In brief 3 min read
The Full Federal Court has overturned the trial decision in Crown Resorts Limited v Zantran Pty Limited  FCAFC 1, and cast further light on the enforceability of employee confidentiality agreements in the context of civil litigation. In particular, employers can be more confident their employees' confidentiality obligations will not be abrogated in favour of case management considerations.
- A court will not permit a person to breach confidence merely for the convenient running of litigation.
- Parties seeking to obtain evidence from those owing an obligation of confidence may need to obtain the information through formal litigation means, such as discovery or interrogatories.
- Employers can be more confident that their employees' confidentiality obligations will not be abrogated in favour of case management considerations.
This case concerned a class action lawsuit that Zantran Pty Limited brought against Crown Resorts Limited. Zantran sought, among other things, damages arising from various alleged contraventions of legislation by Crown. Central to the case were allegations that Crown had made misleading representations concerning its operations in China, and had failed to notify the Australian Securities Exchange of various matters related to those operations.
Zantran's solicitors were contacted by a group of former Crown employees who wanted to give evidence against Crown in the class action. However, most of the group members owed express confidentiality obligations to Crown under their employment contracts.

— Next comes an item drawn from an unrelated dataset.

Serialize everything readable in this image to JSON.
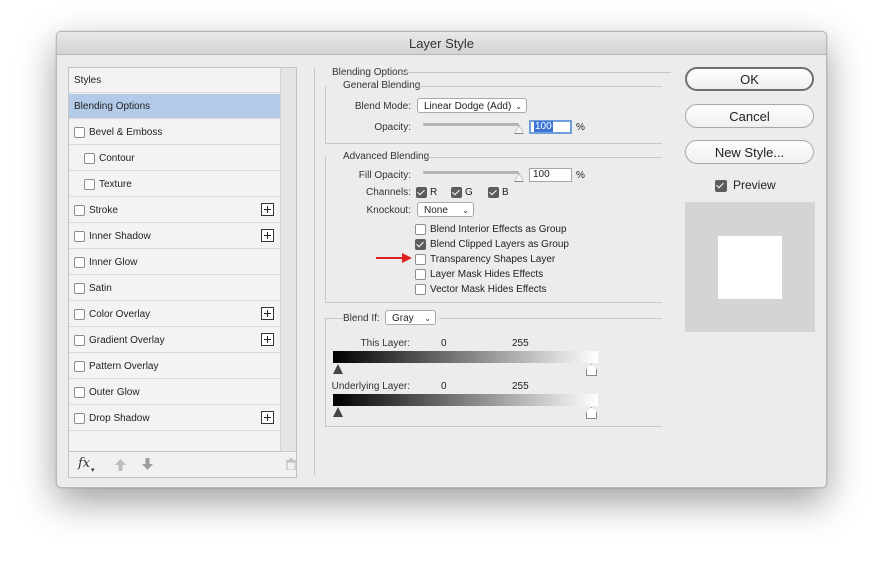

Zantran asked the court to relieve the relevant former employees of their confidentiality obligations, to allow them to assist Zantran in preparing the class action. Zantran relied on AS v Minister for Immigration and Border Protection (Ruling No 6)  VSC 774, which held that the court could relieve a party from a valid obligation of confidence, for a limited purpose, by the exercise of a discretion in favour of the more convenient running of litigation. The primary judge, applying AS v Minister, largely granted the relief Zantran sought.
On appeal, the Full Federal Court overturned the primary judge's decision and dismissed Zantran's application. The court rejected the approach taken in AS v Minister.
The Chief Justice noted that although an express confidentiality clause could be rendered void or unenforceable due to an identified public interest (such as where the contract sought to prevent disclosure of fraud), this was distinct from the position taken in AS v Minister, in which it was suggested that the court had legal authority not to enforce a valid contract so as to further the efficient conduct of civil litigation. His Honour also noted that although case management considerations were important, they do not provide the court with a 'warrant of authority to set aside, revoke or suspend substantive rights of parties to litigation.'
Justice Lee emphasised that there was a number of alternative options available to Zantran to obtain the relevant information from the employees, including the use of interrogatories or pre-trial oral discovery. Confidentiality obligations are no answer to a compulsory court process requiring disclosure. Critically, however, Zantran had not pursued those avenues.